Endnotes

  1. John Fiske, Introduction to Communication Studies, London: Methuen, 1982, p.8
  2. Michel Serres, Hermes: Literature, Science, Philosophy, Baltimore: The Johns Hopkins University Press, 1982, p.67
  3. Peter Bailey, ‘Breaking the Sound Barrier: A Historian Listens to Noise’, Body and Society vol.2, no.2, 1996, p.50
  4. Fischer Black, ‘Noise’ Journal of Finance vol 41 no 3, 1986, p. 529. Black usefully notes that “noise is what makes our observations imperfect. It keeps us from knowing the expected return on a stock or portfolio. It keeps us from knowing whether monetary policy affects inflation or unemployment. It keeps us from knowing what, if anything, we can do to make things better.” Noise as rumour, conjecture, misheard or half-heard or overheard hypothesis, is information’s Other. But noise, like information, can drive a market, though its condition is, unlike information’s, irrationality; noise is “bought” by the uninitiated, the uninformed, who act on it, irrationally, “as if it were information that would give them an edge” (J Bradford De Long, Andrei Shleifer, Lawrence H. Summers, & Robert J. Waldmann, ‘Noise Trader Risk in Financial Markets’ Journal of Political Economy vol 98 no 4, 1990, p.704).
  5. Serres, Hermes, p.67
  6. Michel Chion, Audio-Vision: Sound on Screen, trans. Claudia Gorbman, New York: Columbia University Press, 1994, p.72
  7. Chion, Audio-Vision, p.129
  8. “Synchresis” is a term devised by Chion to describe the way in which synchronic sounds enrich the images they accompany, and aid comprehension. It derives from the combination of synchronism and synthesis. Chion, Audio-Vision, pp.63-4
  9. Chion, Audio-Vision, p.114
  10. Jacques Attali, Noise: The Political Economy of Music, trans. Brian Massumi, Minneapolis: University of Minnesota Press, 1985, p.3
  11. Time Off [Brisbane] April 1995
  12. Tim Hunter, ‘Ben Mendelsohn: Home-Town Boy . Not!’ Cinema Papers no. 119, 1997, p.22
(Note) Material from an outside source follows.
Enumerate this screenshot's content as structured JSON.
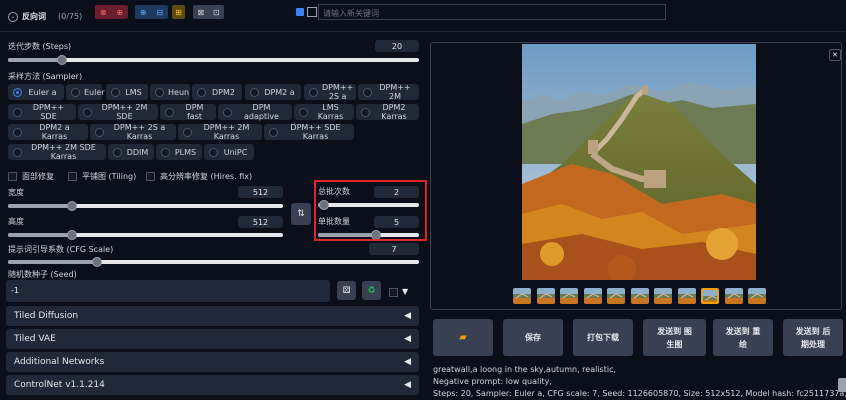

About The Author

Ben Goldsmith is a Senior Research Fellow in the ARC Centre of Excellence for Creative Industries and Innovation, based at Swinburne University of Technology. He is co-author (with Susan Ward and Tom O’Regan) of Local Hollywood: Global Film Production and the Gold Coast.